#### [Required action]
Look through the entries below and say how many lines contain the string "name". Give the number only.

[Dataset rows describing interfaces]
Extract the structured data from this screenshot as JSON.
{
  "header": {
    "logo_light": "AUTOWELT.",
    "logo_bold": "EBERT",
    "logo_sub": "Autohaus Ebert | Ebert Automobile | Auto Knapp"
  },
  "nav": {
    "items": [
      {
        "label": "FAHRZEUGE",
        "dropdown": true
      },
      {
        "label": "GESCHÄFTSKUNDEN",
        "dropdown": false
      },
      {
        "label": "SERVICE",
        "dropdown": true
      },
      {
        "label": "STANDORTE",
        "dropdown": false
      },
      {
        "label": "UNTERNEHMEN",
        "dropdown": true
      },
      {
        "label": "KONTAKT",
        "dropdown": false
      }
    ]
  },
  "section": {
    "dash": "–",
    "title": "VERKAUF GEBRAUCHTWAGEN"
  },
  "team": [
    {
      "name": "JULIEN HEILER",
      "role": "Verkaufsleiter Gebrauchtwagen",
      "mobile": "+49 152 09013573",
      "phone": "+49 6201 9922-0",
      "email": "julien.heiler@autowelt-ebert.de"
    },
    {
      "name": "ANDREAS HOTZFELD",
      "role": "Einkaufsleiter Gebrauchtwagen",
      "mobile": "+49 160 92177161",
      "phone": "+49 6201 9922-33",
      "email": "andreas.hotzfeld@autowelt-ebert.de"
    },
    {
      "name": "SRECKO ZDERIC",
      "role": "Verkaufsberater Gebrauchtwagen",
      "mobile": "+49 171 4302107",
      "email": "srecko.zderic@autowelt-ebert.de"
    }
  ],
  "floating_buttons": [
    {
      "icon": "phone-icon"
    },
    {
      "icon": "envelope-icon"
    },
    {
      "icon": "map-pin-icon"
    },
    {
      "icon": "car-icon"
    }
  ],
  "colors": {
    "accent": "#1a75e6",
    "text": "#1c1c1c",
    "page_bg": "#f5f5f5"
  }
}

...

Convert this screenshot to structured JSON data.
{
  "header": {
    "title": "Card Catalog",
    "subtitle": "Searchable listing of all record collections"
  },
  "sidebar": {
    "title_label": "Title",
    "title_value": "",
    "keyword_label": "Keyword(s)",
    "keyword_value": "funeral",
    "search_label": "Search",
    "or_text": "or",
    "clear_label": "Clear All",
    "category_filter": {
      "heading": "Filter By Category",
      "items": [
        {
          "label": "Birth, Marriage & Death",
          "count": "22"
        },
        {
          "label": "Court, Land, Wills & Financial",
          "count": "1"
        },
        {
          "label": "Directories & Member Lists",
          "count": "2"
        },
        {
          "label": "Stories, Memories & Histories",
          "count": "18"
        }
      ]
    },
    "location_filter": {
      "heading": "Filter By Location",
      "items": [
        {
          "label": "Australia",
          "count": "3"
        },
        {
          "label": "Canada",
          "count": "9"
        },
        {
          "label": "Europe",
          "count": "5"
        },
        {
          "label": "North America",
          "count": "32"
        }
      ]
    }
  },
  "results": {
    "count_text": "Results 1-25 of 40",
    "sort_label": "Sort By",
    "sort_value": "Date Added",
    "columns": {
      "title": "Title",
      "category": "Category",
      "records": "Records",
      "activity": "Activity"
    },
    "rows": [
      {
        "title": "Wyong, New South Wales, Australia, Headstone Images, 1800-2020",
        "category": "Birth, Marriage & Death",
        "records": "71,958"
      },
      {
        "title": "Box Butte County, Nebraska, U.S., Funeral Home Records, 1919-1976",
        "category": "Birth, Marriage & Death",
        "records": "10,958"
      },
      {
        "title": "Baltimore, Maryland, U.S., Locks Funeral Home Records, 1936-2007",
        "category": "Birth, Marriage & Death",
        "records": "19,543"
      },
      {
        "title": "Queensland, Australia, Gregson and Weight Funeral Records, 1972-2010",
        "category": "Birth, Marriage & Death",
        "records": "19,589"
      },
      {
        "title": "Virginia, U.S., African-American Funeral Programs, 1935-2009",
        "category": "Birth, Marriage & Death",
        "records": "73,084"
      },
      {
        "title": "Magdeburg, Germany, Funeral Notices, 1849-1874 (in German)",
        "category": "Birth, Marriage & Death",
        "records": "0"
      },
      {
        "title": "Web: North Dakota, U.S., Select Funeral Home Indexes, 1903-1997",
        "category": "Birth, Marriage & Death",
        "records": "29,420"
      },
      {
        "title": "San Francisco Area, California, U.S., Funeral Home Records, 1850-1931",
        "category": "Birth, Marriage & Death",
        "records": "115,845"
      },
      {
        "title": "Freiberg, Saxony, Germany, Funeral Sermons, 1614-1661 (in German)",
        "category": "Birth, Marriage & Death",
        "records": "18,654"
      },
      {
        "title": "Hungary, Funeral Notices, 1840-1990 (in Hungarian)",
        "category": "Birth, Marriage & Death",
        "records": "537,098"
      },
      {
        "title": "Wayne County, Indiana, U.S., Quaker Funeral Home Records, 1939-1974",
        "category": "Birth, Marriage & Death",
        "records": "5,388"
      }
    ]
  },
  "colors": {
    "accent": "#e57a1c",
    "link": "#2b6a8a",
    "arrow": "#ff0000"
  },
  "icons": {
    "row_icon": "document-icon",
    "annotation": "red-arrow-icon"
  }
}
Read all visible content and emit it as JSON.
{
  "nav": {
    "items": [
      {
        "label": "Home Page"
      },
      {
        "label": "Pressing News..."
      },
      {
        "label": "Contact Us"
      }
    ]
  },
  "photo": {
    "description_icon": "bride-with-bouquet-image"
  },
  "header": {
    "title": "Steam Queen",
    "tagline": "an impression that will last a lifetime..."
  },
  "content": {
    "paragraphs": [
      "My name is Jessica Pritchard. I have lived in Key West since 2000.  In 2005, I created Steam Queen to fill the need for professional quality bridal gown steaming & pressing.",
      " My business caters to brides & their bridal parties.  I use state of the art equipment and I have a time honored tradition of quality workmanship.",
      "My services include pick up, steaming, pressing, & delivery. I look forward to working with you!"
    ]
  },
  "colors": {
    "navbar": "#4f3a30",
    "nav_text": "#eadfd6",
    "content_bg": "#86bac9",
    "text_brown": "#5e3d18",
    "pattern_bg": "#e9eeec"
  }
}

#### [Solved problem]
4